The authorization of the U.S. Export-Import (Ex-Im) Bank expired on June 30. Taxpayers can thus celebrate the demise of one of our most offensive corporate welfare programs. Unfortunately corporate welfare programs often prove as hard to kill as Jason from the Friday the 13th movies. Washington politicians are currently working to bring the Ex-Im back to life for a sequel.
The Ex-Im Bank was created during the Great Depression to boost our exports. The Bank does so primarily through loans and loan guarantees to foreign companies to use to purchase American products. Many groups, including the U.S. Chamber of Commerce, claim that the Ex-Im Bank is good for business.
The evidence, however, demonstrates otherwise. The Cato Institute and Mercatus Center at George Mason University have done great work documenting the Bank’s negligible impact on U.S. exports and its role as corporate welfare. Here are some of details, mostly from the Bank’s own data.
The $27 billion spent by the Ex-Im Bank in 2013 financed less than 2% of our exports. The Bank directly assisted less than one out of every 200 U.S. exporting firms between 2009 and 2014. In other words, more than 98% of our exports do not require the Bank’s help. And locally, the Ex-Im supported less than 1% of Alabama’s exports.
A handful of politically influential corporations receive the lion’s share of benefits: ten companies, led by Boeing and General Electric, received 51% of the Bank’s spending between 2007 and 2014. Some critics refer to the Ex-Im as “Boeing’s Bank,” since the aircraft manufacturer benefits from 35% to 40% of its spending. Many subsidized loans go to large foreign companies that could easily finance purchases from U.S. companies on their own.
Proponents like to point to the thousands of small businesses helped by the Bank, but America has over a million small businesses. Over a recent five year span, the Ex-Im directly supported less than half of one percent of U.S. small businesses.
Undoubtedly billions of dollars of loans support jobs at Boeing, G.E., and other beneficiary companies. But the Bank hurts employment in other ways. Some of the exports financed by Ex-Im loans are likely diverted from other U.S. firms and do not produce net job growth. Ex-Im Bank loans have harmed some American businesses. U.S. airlines have faced competition from international carriers who charge artificially low fares thanks to their subsidized loans to buy aircraft from Boeing. Delta Airlines attributed a loss of 7,500 jobs to competition funded by American tax dollars. Finally, the taxes to pay for the Ex-Im cost our economy jobs.
Programs like the Ex-Im Bank must ultimately prove futile in growing our economy. Taxing Americans to subsidize foreigners to buy our products can only provide a façade of prosperity. Real prosperity occurs when businesses produce goods and services which people, including foreigners, willingly purchase with their own money, and is generated by the 99.5% of U.S. exporters who sell without assistance.

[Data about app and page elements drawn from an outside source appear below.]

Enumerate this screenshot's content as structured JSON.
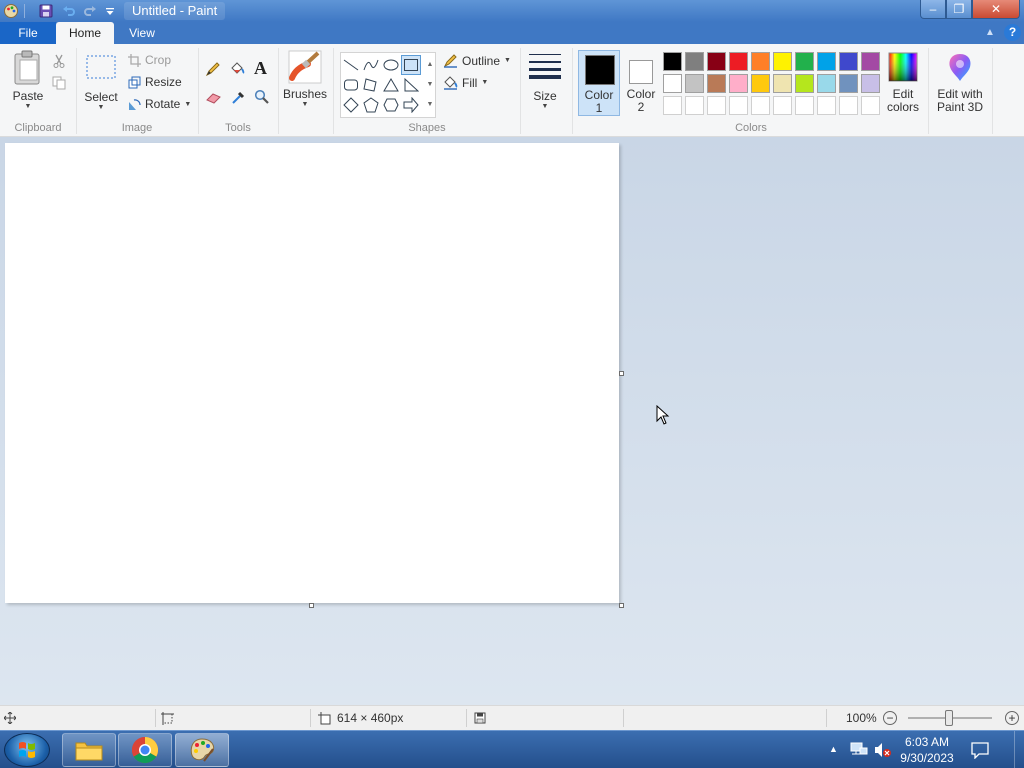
{
  "window": {
    "title": "Untitled - Paint",
    "controls": {
      "minimize": "–",
      "maximize": "❐",
      "close": "✕"
    },
    "help": "?"
  },
  "tabs": [
    "File",
    "Home",
    "View"
  ],
  "ribbon": {
    "clipboard": {
      "paste": "Paste",
      "group": "Clipboard"
    },
    "image": {
      "select": "Select",
      "crop": "Crop",
      "resize": "Resize",
      "rotate": "Rotate",
      "group": "Image"
    },
    "tools": {
      "group": "Tools"
    },
    "brushes": {
      "label": "Brushes"
    },
    "shapes": {
      "outline": "Outline",
      "fill": "Fill",
      "group": "Shapes"
    },
    "size": {
      "label": "Size"
    },
    "colors": {
      "color1_label": "Color\n1",
      "color1_line1": "Color",
      "color1_line2": "1",
      "color2_line1": "Color",
      "color2_line2": "2",
      "color1": "#000000",
      "color2": "#ffffff",
      "edit_colors_line1": "Edit",
      "edit_colors_line2": "colors",
      "paint3d_line1": "Edit with",
      "paint3d_line2": "Paint 3D",
      "group": "Colors",
      "palette_row1": [
        "#000000",
        "#7f7f7f",
        "#880015",
        "#ed1c24",
        "#ff7f27",
        "#fff200",
        "#22b14c",
        "#00a2e8",
        "#3f48cc",
        "#a349a4"
      ],
      "palette_row2": [
        "#ffffff",
        "#c3c3c3",
        "#b97a57",
        "#ffaec9",
        "#ffc90e",
        "#efe4b0",
        "#b5e61d",
        "#99d9ea",
        "#7092be",
        "#c8bfe7"
      ],
      "palette_row3": [
        "#ffffff",
        "#ffffff",
        "#ffffff",
        "#ffffff",
        "#ffffff",
        "#ffffff",
        "#ffffff",
        "#ffffff",
        "#ffffff",
        "#ffffff"
      ]
    }
  },
  "status": {
    "canvas_size": "614 × 460px",
    "zoom": "100%"
  },
  "taskbar": {
    "time": "6:03 AM",
    "date": "9/30/2023"
  }
}
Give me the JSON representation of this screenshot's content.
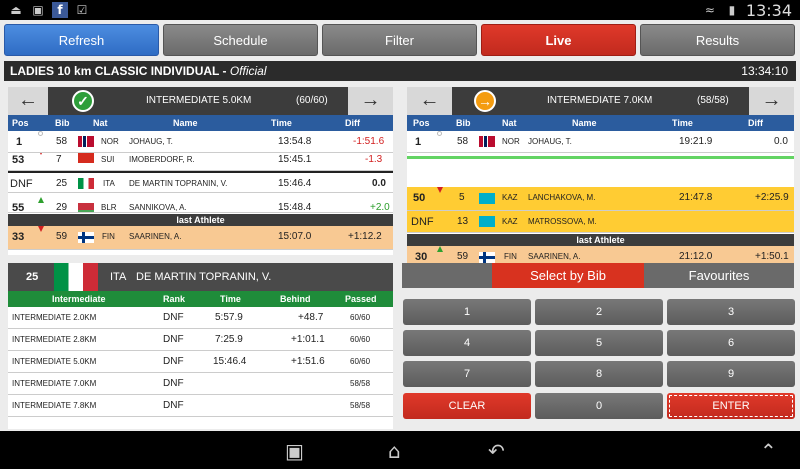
{
  "status_bar": {
    "time": "13:34",
    "icons": [
      "usb-icon",
      "image-icon",
      "facebook-icon",
      "clipboard-icon"
    ]
  },
  "nav": {
    "refresh": "Refresh",
    "schedule": "Schedule",
    "filter": "Filter",
    "live": "Live",
    "results": "Results"
  },
  "race": {
    "title": "LADIES 10 km CLASSIC INDIVIDUAL",
    "status": "Official",
    "clock": "13:34:10"
  },
  "columns": {
    "pos": "Pos",
    "bib": "Bib",
    "nat": "Nat",
    "name": "Name",
    "time": "Time",
    "diff": "Diff"
  },
  "left_panel": {
    "intermediate": "INTERMEDIATE 5.0KM",
    "count": "(60/60)",
    "rows": [
      {
        "pos": "1",
        "bib": "58",
        "nat": "NOR",
        "name": "JOHAUG, T.",
        "time": "13:54.8",
        "diff": "-1:51.6"
      },
      {
        "pos": "53",
        "bib": "7",
        "nat": "SUI",
        "name": "IMOBERDORF, R.",
        "time": "15:45.1",
        "diff": "-1.3"
      },
      {
        "pos": "DNF",
        "bib": "25",
        "nat": "ITA",
        "name": "DE MARTIN TOPRANIN, V.",
        "time": "15:46.4",
        "diff": "0.0"
      },
      {
        "pos": "55",
        "bib": "29",
        "nat": "BLR",
        "name": "SANNIKOVA, A.",
        "time": "15:48.4",
        "diff": "+2.0"
      }
    ],
    "last_label": "last Athlete",
    "last": {
      "pos": "33",
      "bib": "59",
      "nat": "FIN",
      "name": "SAARINEN, A.",
      "time": "15:07.0",
      "diff": "+1:12.2"
    }
  },
  "right_panel": {
    "intermediate": "INTERMEDIATE 7.0KM",
    "count": "(58/58)",
    "rows": [
      {
        "pos": "1",
        "bib": "58",
        "nat": "NOR",
        "name": "JOHAUG, T.",
        "time": "19:21.9",
        "diff": "0.0"
      },
      {
        "pos": "50",
        "bib": "5",
        "nat": "KAZ",
        "name": "LANCHAKOVA, M.",
        "time": "21:47.8",
        "diff": "+2:25.9"
      },
      {
        "pos": "DNF",
        "bib": "13",
        "nat": "KAZ",
        "name": "MATROSSOVA, M.",
        "time": "",
        "diff": ""
      }
    ],
    "last_label": "last Athlete",
    "last": {
      "pos": "30",
      "bib": "59",
      "nat": "FIN",
      "name": "SAARINEN, A.",
      "time": "21:12.0",
      "diff": "+1:50.1"
    }
  },
  "athlete": {
    "bib": "25",
    "nat": "ITA",
    "name": "DE MARTIN TOPRANIN, V.",
    "headers": {
      "intermediate": "Intermediate",
      "rank": "Rank",
      "time": "Time",
      "behind": "Behind",
      "passed": "Passed"
    },
    "rows": [
      {
        "intermediate": "INTERMEDIATE 2.0KM",
        "rank": "DNF",
        "time": "5:57.9",
        "behind": "+48.7",
        "passed": "60/60"
      },
      {
        "intermediate": "INTERMEDIATE 2.8KM",
        "rank": "DNF",
        "time": "7:25.9",
        "behind": "+1:01.1",
        "passed": "60/60"
      },
      {
        "intermediate": "INTERMEDIATE 5.0KM",
        "rank": "DNF",
        "time": "15:46.4",
        "behind": "+1:51.6",
        "passed": "60/60"
      },
      {
        "intermediate": "INTERMEDIATE 7.0KM",
        "rank": "DNF",
        "time": "",
        "behind": "",
        "passed": "58/58"
      },
      {
        "intermediate": "INTERMEDIATE 7.8KM",
        "rank": "DNF",
        "time": "",
        "behind": "",
        "passed": "58/58"
      }
    ]
  },
  "tabs": {
    "select_by_bib": "Select by Bib",
    "favourites": "Favourites"
  },
  "keypad": {
    "k1": "1",
    "k2": "2",
    "k3": "3",
    "k4": "4",
    "k5": "5",
    "k6": "6",
    "k7": "7",
    "k8": "8",
    "k9": "9",
    "clear": "CLEAR",
    "k0": "0",
    "enter": "ENTER"
  },
  "colors": {
    "accent_blue": "#2f6cc4",
    "live_red": "#d8321f",
    "highlight_orange": "#f8c993",
    "highlight_yellow": "#ffcc33",
    "header_green": "#1f8c3a"
  }
}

The Ex-Im Bank is one of the worst examples of corporate welfare, or crony capitalism. Crony capitalism retains the trappings of competition, with politicians bestowing advantages on favored businesses. A market economy is like a track meet, with firms competing to provide the best goods and services to customers. Crony capitalism is a track meet where the government makes all of the runners – except their favorites – wear fifty pound back packs and combat boots.
As costly as corporate welfare is for our economy, the greatest harm may stem from distorting what people believe constitutes free enterprise. If people think that free enterprise necessarily involves favors to enrich businesses, they will reasonably seek government control to reign in business and benefit consumers and workers. The idea of markets entirely free from government intervention may disappear.
Our prosperity results from economic freedom, meaning limited government involvement in the economy. Government should create an institutional environment supporting free enterprise, not enrich specific enterprises. Although our nation has never fully lived up to this ideal, the demise of the Export-Import Bank is a step in the right direction, provided that the Bank remains dead.
Daniel Sutter is the Charles G. Koch Professor of Economics with the Manuel H. Johnson Center for Political Economy at Troy University and host of Econversations on TrojanVision.